[an error occurred while processing this directive]
BBC News
watch One-Minute World News
Last Updated: Friday, 1 June 2007, 07:23 GMT 08:23 UK
Young are too long in Yarl's Wood
Yarl's Wood detention centre
The government said detention was sometimes necessary
Too many children are being held for long periods at a UK immigration centre, according to figures obtained by the BBC.

Many of those held were not deported and the chief inspector of prisons has said children should only be detained there "in exceptional circumstances".

The government admits detention was "not ideal" but sometimes necessary.

Immigration minister Liam Byrne said he personally checked the case of every child held longer than 28 days.

The BBC request to the Home Office found that between October 2005 and September 2006, 1,160 children (aged under 18) were held at Yarl's Wood.

They still have nightmares, they don't sleep, they think about detention
Trudi, Ugandan

Of those, 675 were removed from the UK, while 445 were granted temporary admission or released. A further 40 were bailed.

The figures also show that 115 children were held for more than 29 days and 70 of them were later either granted admission, released or given bail.

Ugandan mother-of-two Trudi, from East London, is trying to claim political asylum and has been detained twice with her two children at Yarl's Wood.

"The children found it very upsetting.
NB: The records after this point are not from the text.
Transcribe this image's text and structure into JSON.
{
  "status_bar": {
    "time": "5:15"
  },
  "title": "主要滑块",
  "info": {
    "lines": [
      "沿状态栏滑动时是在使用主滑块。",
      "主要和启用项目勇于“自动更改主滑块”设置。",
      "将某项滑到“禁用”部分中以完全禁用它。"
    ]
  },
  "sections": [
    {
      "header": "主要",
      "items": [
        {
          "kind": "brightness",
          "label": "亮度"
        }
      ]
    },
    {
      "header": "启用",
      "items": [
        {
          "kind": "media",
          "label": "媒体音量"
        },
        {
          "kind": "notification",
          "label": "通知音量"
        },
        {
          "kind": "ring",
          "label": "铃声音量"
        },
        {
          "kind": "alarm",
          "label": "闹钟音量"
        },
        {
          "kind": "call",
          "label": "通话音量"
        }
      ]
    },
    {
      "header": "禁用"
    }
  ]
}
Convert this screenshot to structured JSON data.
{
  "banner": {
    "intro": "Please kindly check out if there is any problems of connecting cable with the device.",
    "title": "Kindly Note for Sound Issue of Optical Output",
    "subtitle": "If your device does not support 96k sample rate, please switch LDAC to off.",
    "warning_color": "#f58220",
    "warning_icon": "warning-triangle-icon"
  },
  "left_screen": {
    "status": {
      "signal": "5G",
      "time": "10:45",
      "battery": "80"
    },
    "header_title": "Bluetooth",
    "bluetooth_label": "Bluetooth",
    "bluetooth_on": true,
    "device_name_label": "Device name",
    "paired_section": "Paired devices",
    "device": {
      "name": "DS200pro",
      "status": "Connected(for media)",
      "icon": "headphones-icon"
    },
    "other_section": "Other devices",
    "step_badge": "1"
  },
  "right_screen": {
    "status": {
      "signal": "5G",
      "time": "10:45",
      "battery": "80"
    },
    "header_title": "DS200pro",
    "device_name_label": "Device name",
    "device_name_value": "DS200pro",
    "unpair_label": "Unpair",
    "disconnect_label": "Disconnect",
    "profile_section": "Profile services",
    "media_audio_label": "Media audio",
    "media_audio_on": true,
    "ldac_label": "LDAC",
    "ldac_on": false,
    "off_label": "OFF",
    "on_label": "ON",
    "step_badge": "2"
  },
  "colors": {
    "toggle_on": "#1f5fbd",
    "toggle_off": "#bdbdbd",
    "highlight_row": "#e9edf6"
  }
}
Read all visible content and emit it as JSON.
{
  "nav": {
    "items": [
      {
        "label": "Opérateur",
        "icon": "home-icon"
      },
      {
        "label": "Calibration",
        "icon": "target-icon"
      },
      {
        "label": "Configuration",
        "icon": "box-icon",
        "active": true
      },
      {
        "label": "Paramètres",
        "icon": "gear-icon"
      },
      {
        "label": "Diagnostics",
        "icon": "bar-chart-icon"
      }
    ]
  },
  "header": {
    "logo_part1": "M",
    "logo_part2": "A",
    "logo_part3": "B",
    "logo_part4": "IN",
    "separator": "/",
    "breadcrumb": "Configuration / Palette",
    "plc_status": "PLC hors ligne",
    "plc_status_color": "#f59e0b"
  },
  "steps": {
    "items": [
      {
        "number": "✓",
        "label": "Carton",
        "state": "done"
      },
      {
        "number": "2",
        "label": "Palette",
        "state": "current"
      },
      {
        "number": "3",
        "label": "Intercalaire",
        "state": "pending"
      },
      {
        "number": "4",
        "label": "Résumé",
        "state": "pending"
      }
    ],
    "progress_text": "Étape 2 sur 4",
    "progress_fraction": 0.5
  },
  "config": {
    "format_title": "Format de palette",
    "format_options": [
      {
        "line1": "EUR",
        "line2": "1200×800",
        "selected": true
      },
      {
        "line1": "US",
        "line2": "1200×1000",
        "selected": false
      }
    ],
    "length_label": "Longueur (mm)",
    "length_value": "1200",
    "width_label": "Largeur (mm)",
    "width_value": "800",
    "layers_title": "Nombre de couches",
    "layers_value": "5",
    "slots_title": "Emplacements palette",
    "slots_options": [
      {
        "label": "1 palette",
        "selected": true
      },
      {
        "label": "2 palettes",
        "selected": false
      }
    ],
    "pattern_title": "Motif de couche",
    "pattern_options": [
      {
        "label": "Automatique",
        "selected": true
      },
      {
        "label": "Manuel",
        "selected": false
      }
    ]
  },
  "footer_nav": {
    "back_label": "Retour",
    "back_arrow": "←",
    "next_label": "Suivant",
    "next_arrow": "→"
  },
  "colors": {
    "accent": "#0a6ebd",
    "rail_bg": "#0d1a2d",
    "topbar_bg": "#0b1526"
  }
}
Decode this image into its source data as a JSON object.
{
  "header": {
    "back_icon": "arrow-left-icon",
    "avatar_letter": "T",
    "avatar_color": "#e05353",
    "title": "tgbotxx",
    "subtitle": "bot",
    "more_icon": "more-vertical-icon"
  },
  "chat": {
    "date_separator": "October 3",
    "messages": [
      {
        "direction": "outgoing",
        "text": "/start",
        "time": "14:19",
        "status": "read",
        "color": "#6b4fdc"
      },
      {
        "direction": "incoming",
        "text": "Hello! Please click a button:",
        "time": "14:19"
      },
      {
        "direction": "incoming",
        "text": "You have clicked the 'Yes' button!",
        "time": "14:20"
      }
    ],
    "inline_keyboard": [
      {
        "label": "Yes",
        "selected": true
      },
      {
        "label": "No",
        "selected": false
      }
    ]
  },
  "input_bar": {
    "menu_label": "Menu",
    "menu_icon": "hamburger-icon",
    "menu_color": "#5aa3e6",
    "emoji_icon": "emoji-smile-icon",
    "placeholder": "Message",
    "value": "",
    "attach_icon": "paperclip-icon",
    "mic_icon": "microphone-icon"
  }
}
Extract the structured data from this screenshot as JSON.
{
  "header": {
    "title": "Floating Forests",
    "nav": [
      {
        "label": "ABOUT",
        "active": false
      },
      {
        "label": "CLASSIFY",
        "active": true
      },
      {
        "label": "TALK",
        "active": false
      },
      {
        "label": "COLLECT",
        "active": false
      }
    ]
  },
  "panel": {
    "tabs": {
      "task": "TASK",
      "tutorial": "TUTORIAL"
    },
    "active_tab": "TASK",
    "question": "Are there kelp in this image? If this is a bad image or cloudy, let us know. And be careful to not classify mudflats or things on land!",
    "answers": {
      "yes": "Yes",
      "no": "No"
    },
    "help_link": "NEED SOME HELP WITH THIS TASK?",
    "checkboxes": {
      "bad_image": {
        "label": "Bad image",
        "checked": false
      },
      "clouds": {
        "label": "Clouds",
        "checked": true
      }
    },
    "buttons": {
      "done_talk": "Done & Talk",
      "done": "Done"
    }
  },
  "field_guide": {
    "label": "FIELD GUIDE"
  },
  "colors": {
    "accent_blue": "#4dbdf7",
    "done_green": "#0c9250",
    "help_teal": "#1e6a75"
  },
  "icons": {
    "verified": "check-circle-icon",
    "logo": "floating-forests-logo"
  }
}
They kept on asking me if we are in a prison and whether we had committed any crime.

"They still have nightmares, they don't sleep, they think about detention."

'Frustrating' cases

Chief Inspector of Prisons, Ms Owers said: "There should be consideration of the welfare of the child.

"We know it can't be paramount but it should be considered so you need to show that detention is necessary, given that it's inevitably going to effect the welfare of the child.'

Liam Byrne, Minister for Immigration, said: "There are teams of social workers and healthcare professionals who make sure there are very regular reviews of children and their families as well both at seven days, 10 days, 14 days.

"I look at all cases personally once a child has been detained after 28 days in order to authorise it myself.

"It's not an ideal environment in which to keep children and that's why its often so frustrating that parents drag out the deportation process."


SEE ALSO
New company to run asylum centre
17 Jan 07 |  Beds/Bucks/Herts
Centre 'damaging' child detainees
27 Jul 05 |  Beds/Bucks/Herts
Yarl's Wood 'lessons not learnt'
13 Feb 05 |  Beds/Bucks/Herts
Yarl's Wood future under review
08 Feb 05 |  Beds/Bucks/Herts
New Yarl's Wood concerns raised
19 Jun 04 |  Beds/Bucks/Herts
Yarl's Wood public inquiry turned down
16 Sep 03 |  Beds/Bucks/Herts

RELATED INTERNET LINKS
The BBC is not responsible for the content of external internet sites



FEATURES, VIEWS, ANALYSIS
Has China's housing bubble burst?
How the world's oldest clove tree defied an empire
Why Royal Ballet principal Sergei Polunin quit

PRODUCTS & SERVICES

Americas Africa Europe Middle East South Asia Asia Pacific